HC Deb 03 July 1991 vol 194 cc305-6
7. Mr. Geoffrey Robinson

To ask the Secretary of State for Trade and Industry what plans he has to boost manufacturing output in the west midlands.

Mr. Lilley

Manufacturing output in the west midlands, as elsewhere, will be helped by our policies of fostering a competitive environment, encouraging innovation, restoring incentives and, above all, defeating inflation.

Mr. Robinson

Is the Secretary of State aware that every answer that we have heard from him today on manufacturing industry shows him to be totally out of touch with the difficult and deteriorating circumstances under which it must operate? Is not he aware that he is embarked no longer on the defeat of inflation but on the annihilation of British industry? Since the Government came to power, we in the west midlands have lost 33 per cent. of our capacity and 32,000 jobs in manufacturing and, according to the CBI, 80 per cent. of the plants in the west midlands are working below capacity. In those circumstances, what does the right hon.
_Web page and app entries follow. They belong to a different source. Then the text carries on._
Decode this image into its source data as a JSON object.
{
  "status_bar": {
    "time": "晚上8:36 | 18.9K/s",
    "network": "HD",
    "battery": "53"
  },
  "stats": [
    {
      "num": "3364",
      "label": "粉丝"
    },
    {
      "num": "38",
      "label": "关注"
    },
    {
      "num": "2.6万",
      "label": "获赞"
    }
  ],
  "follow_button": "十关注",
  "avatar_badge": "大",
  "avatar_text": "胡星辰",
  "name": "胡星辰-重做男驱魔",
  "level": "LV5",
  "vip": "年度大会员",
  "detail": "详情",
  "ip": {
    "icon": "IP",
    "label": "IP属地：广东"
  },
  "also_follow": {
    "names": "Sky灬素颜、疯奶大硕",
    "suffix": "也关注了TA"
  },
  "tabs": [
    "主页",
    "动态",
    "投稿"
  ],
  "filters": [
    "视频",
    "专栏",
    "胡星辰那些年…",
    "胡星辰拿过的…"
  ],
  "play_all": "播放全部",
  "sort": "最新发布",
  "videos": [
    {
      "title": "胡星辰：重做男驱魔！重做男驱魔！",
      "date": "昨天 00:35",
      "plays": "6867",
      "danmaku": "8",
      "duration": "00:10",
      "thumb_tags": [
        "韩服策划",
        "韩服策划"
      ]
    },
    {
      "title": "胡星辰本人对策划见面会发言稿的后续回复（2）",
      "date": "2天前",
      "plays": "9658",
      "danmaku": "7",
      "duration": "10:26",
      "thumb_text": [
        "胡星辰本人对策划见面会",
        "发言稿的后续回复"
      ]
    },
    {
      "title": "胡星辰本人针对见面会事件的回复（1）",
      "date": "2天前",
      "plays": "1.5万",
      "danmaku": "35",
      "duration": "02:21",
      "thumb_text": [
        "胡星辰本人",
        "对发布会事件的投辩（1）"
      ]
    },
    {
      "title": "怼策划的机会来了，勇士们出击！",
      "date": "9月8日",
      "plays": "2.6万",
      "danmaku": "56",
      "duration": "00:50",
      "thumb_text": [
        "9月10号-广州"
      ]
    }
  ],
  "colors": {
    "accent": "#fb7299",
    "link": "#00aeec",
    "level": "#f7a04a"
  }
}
Gentleman intend to do to dispel the clear impression of total incompetence and suspended inactivity on the part of his Department?

Mr. Lilley

That is a bit of a cheek from someone who has played his distinguished part in undermining British industry. The fact is that in the west midlands, which is heavily dependent on the motor car industry, the motor car industry has increased production. In the past few months Rover's production has risen by 4 per cent. and Land-Rover's by 8 per cent. They are exporting a record proportion of their output. I recently visited firms in the west midlands, one of which was exporting 95 per cent. and capturing the world market in its areas. The future for the west midlands, which is a great source of entrepreneurship in Britain, is rosy so long as we pursue the policies that the Government advocate and do not return to policies of nationalisation, intervention and high taxation which the hon. Gentleman advocates.

Mr. Roger King

My right hon. Friend is well known for his open mind in discussing and considering future aspects of policy. Has he heard one single policy from the Opposition which he thinks would help west midlands industry boost its productive capacity?

Mr. Lilley

I must say, having considered the matter with an open mind, that I have not heard a single proposal that is in any way constructive. Indeed, to hide their intellectual vacuum, the Opposition simply retail bad news with relish.

Mr. Henderson

With car sales down 25 per cent., truck sales down 40 per cent. and bus sales down 40 per cent., I do not know who the Secretary of State has been talking to when he visits the west midlands and the car industry. Does not he agree with Mr. Colin Hope, the president of the Society of Motor Manufacturers and Traders, that the British motor car industry has been seriously damaged by the recession and that it cannot operate sensibly in the boom or bust environment created by the Government?

Mr. Lilley

The hon. Gentleman exemplifies exactly what I was referring to. He takes an industry which has increased its output and investment and tries to find statistics suggesting its decline. Longbridge in the west midlands has the most advanced manufacturing assembly line in the motor car industry in the world and the highest efficiency in Europe, yet he has nothing but ill to say of it.